▶ _RECORDS PROVIDED_
'''
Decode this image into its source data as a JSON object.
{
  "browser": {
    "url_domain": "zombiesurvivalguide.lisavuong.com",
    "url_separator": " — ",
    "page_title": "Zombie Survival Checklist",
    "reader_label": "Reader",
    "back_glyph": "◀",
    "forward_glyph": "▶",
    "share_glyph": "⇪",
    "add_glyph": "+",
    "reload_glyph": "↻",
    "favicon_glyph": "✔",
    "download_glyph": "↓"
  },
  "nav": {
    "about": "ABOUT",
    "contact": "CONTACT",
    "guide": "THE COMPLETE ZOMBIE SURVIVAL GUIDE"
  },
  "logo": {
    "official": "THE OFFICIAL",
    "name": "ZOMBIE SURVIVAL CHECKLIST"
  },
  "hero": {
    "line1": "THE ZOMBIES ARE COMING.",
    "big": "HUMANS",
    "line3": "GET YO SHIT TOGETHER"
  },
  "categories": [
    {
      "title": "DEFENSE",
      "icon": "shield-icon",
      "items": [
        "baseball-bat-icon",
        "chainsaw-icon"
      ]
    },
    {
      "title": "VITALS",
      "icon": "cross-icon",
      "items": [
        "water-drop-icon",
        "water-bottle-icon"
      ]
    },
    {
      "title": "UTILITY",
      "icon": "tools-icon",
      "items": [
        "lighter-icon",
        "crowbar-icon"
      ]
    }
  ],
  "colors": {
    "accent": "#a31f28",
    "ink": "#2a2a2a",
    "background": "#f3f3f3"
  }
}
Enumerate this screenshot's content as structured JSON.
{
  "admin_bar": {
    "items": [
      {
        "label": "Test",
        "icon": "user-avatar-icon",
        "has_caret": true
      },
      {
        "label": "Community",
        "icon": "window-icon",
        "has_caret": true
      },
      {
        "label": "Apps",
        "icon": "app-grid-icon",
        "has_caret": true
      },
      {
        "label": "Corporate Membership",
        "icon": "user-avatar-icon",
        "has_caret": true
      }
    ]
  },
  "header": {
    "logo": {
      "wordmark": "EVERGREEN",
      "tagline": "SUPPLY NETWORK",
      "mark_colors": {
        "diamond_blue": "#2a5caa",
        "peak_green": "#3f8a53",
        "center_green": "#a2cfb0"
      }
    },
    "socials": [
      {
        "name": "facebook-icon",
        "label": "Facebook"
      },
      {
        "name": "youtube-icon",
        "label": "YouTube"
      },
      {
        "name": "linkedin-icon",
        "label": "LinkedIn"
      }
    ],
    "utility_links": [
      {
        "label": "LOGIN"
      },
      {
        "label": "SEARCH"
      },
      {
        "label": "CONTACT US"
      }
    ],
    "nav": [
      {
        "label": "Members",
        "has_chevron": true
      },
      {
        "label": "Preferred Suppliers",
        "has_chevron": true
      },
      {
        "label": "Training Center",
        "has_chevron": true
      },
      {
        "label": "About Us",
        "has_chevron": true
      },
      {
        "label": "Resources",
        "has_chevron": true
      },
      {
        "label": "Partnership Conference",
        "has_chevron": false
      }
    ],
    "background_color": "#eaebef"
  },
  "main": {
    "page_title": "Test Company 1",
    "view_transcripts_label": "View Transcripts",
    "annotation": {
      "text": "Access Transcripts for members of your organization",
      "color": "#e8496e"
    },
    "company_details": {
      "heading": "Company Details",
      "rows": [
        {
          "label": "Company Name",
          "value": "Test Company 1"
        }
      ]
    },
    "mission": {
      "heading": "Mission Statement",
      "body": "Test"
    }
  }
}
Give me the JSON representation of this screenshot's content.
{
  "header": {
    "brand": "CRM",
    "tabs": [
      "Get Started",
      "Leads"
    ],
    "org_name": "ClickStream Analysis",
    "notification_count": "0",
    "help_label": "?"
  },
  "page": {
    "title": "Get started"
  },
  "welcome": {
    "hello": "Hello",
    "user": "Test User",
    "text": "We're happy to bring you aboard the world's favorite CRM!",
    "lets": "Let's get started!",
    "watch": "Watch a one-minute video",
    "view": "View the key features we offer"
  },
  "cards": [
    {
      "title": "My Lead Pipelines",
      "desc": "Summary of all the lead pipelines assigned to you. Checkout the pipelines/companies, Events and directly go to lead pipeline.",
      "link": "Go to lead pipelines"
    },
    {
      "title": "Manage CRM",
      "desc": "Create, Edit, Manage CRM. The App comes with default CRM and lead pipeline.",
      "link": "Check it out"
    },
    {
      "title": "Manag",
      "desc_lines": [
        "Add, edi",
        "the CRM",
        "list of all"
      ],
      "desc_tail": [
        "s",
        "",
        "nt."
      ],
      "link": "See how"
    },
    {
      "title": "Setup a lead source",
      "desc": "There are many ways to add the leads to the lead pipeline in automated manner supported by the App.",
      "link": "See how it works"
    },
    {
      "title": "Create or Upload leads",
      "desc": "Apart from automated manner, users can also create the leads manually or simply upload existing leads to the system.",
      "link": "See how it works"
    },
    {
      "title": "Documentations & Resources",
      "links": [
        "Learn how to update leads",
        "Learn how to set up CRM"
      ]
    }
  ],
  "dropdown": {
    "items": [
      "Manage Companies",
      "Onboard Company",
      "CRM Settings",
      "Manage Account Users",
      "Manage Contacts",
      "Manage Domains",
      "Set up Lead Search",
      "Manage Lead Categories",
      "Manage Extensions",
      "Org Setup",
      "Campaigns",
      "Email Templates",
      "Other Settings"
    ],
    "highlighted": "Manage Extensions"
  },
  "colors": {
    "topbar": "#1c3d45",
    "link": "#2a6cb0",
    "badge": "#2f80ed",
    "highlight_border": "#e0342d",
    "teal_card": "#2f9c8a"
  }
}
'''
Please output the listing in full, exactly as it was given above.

Decode this image into its source data as a JSON object.
{
  "browser": {
    "url_domain": "zombiesurvivalguide.lisavuong.com",
    "url_separator": " — ",
    "page_title": "Zombie Survival Checklist",
    "reader_label": "Reader",
    "back_glyph": "◀",
    "forward_glyph": "▶",
    "share_glyph": "⇪",
    "add_glyph": "+",
    "reload_glyph": "↻",
    "favicon_glyph": "✔",
    "download_glyph": "↓"
  },
  "nav": {
    "about": "ABOUT",
    "contact": "CONTACT",
    "guide": "THE COMPLETE ZOMBIE SURVIVAL GUIDE"
  },
  "logo": {
    "official": "THE OFFICIAL",
    "name": "ZOMBIE SURVIVAL CHECKLIST"
  },
  "hero": {
    "line1": "THE ZOMBIES ARE COMING.",
    "big": "HUMANS",
    "line3": "GET YO SHIT TOGETHER"
  },
  "categories": [
    {
      "title": "DEFENSE",
      "icon": "shield-icon",
      "items": [
        "baseball-bat-icon",
        "chainsaw-icon"
      ]
    },
    {
      "title": "VITALS",
      "icon": "cross-icon",
      "items": [
        "water-drop-icon",
        "water-bottle-icon"
      ]
    },
    {
      "title": "UTILITY",
      "icon": "tools-icon",
      "items": [
        "lighter-icon",
        "crowbar-icon"
      ]
    }
  ],
  "colors": {
    "accent": "#a31f28",
    "ink": "#2a2a2a",
    "background": "#f3f3f3"
  }
}
Enumerate this screenshot's content as structured JSON.
{
  "admin_bar": {
    "items": [
      {
        "label": "Test",
        "icon": "user-avatar-icon",
        "has_caret": true
      },
      {
        "label": "Community",
        "icon": "window-icon",
        "has_caret": true
      },
      {
        "label": "Apps",
        "icon": "app-grid-icon",
        "has_caret": true
      },
      {
        "label": "Corporate Membership",
        "icon": "user-avatar-icon",
        "has_caret": true
      }
    ]
  },
  "header": {
    "logo": {
      "wordmark": "EVERGREEN",
      "tagline": "SUPPLY NETWORK",
      "mark_colors": {
        "diamond_blue": "#2a5caa",
        "peak_green": "#3f8a53",
        "center_green": "#a2cfb0"
      }
    },
    "socials": [
      {
        "name": "facebook-icon",
        "label": "Facebook"
      },
      {
        "name": "youtube-icon",
        "label": "YouTube"
      },
      {
        "name": "linkedin-icon",
        "label": "LinkedIn"
      }
    ],
    "utility_links": [
      {
        "label": "LOGIN"
      },
      {
        "label": "SEARCH"
      },
      {
        "label": "CONTACT US"
      }
    ],
    "nav": [
      {
        "label": "Members",
        "has_chevron": true
      },
      {
        "label": "Preferred Suppliers",
        "has_chevron": true
      },
      {
        "label": "Training Center",
        "has_chevron": true
      },
      {
        "label": "About Us",
        "has_chevron": true
      },
      {
        "label": "Resources",
        "has_chevron": true
      },
      {
        "label": "Partnership Conference",
        "has_chevron": false
      }
    ],
    "background_color": "#eaebef"
  },
  "main": {
    "page_title": "Test Company 1",
    "view_transcripts_label": "View Transcripts",
    "annotation": {
      "text": "Access Transcripts for members of your organization",
      "color": "#e8496e"
    },
    "company_details": {
      "heading": "Company Details",
      "rows": [
        {
          "label": "Company Name",
          "value": "Test Company 1"
        }
      ]
    },
    "mission": {
      "heading": "Mission Statement",
      "body": "Test"
    }
  }
}
Give me the JSON representation of this screenshot's content.
{
  "header": {
    "brand": "CRM",
    "tabs": [
      "Get Started",
      "Leads"
    ],
    "org_name": "ClickStream Analysis",
    "notification_count": "0",
    "help_label": "?"
  },
  "page": {
    "title": "Get started"
  },
  "welcome": {
    "hello": "Hello",
    "user": "Test User",
    "text": "We're happy to bring you aboard the world's favorite CRM!",
    "lets": "Let's get started!",
    "watch": "Watch a one-minute video",
    "view": "View the key features we offer"
  },
  "cards": [
    {
      "title": "My Lead Pipelines",
      "desc": "Summary of all the lead pipelines assigned to you. Checkout the pipelines/companies, Events and directly go to lead pipeline.",
      "link": "Go to lead pipelines"
    },
    {
      "title": "Manage CRM",
      "desc": "Create, Edit, Manage CRM. The App comes with default CRM and lead pipeline.",
      "link": "Check it out"
    },
    {
      "title": "Manag",
      "desc_lines": [
        "Add, edi",
        "the CRM",
        "list of all"
      ],
      "desc_tail": [
        "s",
        "",
        "nt."
      ],
      "link": "See how"
    },
    {
      "title": "Setup a lead source",
      "desc": "There are many ways to add the leads to the lead pipeline in automated manner supported by the App.",
      "link": "See how it works"
    },
    {
      "title": "Create or Upload leads",
      "desc": "Apart from automated manner, users can also create the leads manually or simply upload existing leads to the system.",
      "link": "See how it works"
    },
    {
      "title": "Documentations & Resources",
      "links": [
        "Learn how to update leads",
        "Learn how to set up CRM"
      ]
    }
  ],
  "dropdown": {
    "items": [
      "Manage Companies",
      "Onboard Company",
      "CRM Settings",
      "Manage Account Users",
      "Manage Contacts",
      "Manage Domains",
      "Set up Lead Search",
      "Manage Lead Categories",
      "Manage Extensions",
      "Org Setup",
      "Campaigns",
      "Email Templates",
      "Other Settings"
    ],
    "highlighted": "Manage Extensions"
  },
  "colors": {
    "topbar": "#1c3d45",
    "link": "#2a6cb0",
    "badge": "#2f80ed",
    "highlight_border": "#e0342d",
    "teal_card": "#2f9c8a"
  }
}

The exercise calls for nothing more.